#### Your assignment
Repeat, without any change, the entries presented below.

#### Data shown
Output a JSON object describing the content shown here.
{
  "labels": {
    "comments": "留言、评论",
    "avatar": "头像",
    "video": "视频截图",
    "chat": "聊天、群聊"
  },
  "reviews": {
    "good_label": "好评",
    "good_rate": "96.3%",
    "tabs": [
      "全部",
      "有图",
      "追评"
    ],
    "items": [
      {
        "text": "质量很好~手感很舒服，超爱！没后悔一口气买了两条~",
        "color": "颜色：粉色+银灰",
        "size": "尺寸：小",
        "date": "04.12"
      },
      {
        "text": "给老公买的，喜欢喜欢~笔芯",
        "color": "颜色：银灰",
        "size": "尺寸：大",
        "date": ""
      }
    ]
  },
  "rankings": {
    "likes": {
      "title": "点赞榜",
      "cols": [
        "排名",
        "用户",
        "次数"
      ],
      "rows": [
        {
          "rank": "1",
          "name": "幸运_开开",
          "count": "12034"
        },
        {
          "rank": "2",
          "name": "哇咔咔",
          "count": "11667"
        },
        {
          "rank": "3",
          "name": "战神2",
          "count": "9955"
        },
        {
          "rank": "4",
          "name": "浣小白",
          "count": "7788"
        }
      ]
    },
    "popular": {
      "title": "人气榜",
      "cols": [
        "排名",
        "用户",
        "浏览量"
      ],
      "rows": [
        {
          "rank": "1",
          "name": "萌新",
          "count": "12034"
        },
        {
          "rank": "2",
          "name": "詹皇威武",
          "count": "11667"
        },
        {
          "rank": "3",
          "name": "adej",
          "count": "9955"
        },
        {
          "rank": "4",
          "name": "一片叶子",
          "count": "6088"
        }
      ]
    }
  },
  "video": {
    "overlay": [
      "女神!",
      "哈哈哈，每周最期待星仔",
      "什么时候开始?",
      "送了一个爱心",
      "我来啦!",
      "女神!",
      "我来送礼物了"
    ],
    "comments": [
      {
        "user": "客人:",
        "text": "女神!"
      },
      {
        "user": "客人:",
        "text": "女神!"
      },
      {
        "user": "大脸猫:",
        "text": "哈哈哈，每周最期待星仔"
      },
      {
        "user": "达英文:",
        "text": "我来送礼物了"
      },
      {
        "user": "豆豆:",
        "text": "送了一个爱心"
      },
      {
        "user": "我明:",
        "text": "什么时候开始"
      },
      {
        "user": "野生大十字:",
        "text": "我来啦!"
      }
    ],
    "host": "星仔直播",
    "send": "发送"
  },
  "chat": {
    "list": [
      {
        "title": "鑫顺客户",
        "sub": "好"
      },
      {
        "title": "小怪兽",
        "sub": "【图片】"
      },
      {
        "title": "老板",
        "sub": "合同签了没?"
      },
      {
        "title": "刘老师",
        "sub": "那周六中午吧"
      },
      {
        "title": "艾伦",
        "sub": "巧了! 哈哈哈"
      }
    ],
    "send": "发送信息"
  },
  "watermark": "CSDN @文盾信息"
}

#### Output
Output a JSON object describing the content shown here.
{
  "labels": {
    "comments": "留言、评论",
    "avatar": "头像",
    "video": "视频截图",
    "chat": "聊天、群聊"
  },
  "reviews": {
    "good_label": "好评",
    "good_rate": "96.3%",
    "tabs": [
      "全部",
      "有图",
      "追评"
    ],
    "items": [
      {
        "text": "质量很好~手感很舒服，超爱！没后悔一口气买了两条~",
        "color": "颜色：粉色+银灰",
        "size": "尺寸：小",
        "date": "04.12"
      },
      {
        "text": "给老公买的，喜欢喜欢~笔芯",
        "color": "颜色：银灰",
        "size": "尺寸：大",
        "date": ""
      }
    ]
  },
  "rankings": {
    "likes": {
      "title": "点赞榜",
      "cols": [
        "排名",
        "用户",
        "次数"
      ],
      "rows": [
        {
          "rank": "1",
          "name": "幸运_开开",
          "count": "12034"
        },
        {
          "rank": "2",
          "name": "哇咔咔",
          "count": "11667"
        },
        {
          "rank": "3",
          "name": "战神2",
          "count": "9955"
        },
        {
          "rank": "4",
          "name": "浣小白",
          "count": "7788"
        }
      ]
    },
    "popular": {
      "title": "人气榜",
      "cols": [
        "排名",
        "用户",
        "浏览量"
      ],
      "rows": [
        {
          "rank": "1",
          "name": "萌新",
          "count": "12034"
        },
        {
          "rank": "2",
          "name": "詹皇威武",
          "count": "11667"
        },
        {
          "rank": "3",
          "name": "adej",
          "count": "9955"
        },
        {
          "rank": "4",
          "name": "一片叶子",
          "count": "6088"
        }
      ]
    }
  },
  "video": {
    "overlay": [
      "女神!",
      "哈哈哈，每周最期待星仔",
      "什么时候开始?",
      "送了一个爱心",
      "我来啦!",
      "女神!",
      "我来送礼物了"
    ],
    "comments": [
      {
        "user": "客人:",
        "text": "女神!"
      },
      {
        "user": "客人:",
        "text": "女神!"
      },
      {
        "user": "大脸猫:",
        "text": "哈哈哈，每周最期待星仔"
      },
      {
        "user": "达英文:",
        "text": "我来送礼物了"
      },
      {
        "user": "豆豆:",
        "text": "送了一个爱心"
      },
      {
        "user": "我明:",
        "text": "什么时候开始"
      },
      {
        "user": "野生大十字:",
        "text": "我来啦!"
      }
    ],
    "host": "星仔直播",
    "send": "发送"
  },
  "chat": {
    "list": [
      {
        "title": "鑫顺客户",
        "sub": "好"
      },
      {
        "title": "小怪兽",
        "sub": "【图片】"
      },
      {
        "title": "老板",
        "sub": "合同签了没?"
      },
      {
        "title": "刘老师",
        "sub": "那周六中午吧"
      },
      {
        "title": "艾伦",
        "sub": "巧了! 哈哈哈"
      }
    ],
    "send": "发送信息"
  },
  "watermark": "CSDN @文盾信息"
}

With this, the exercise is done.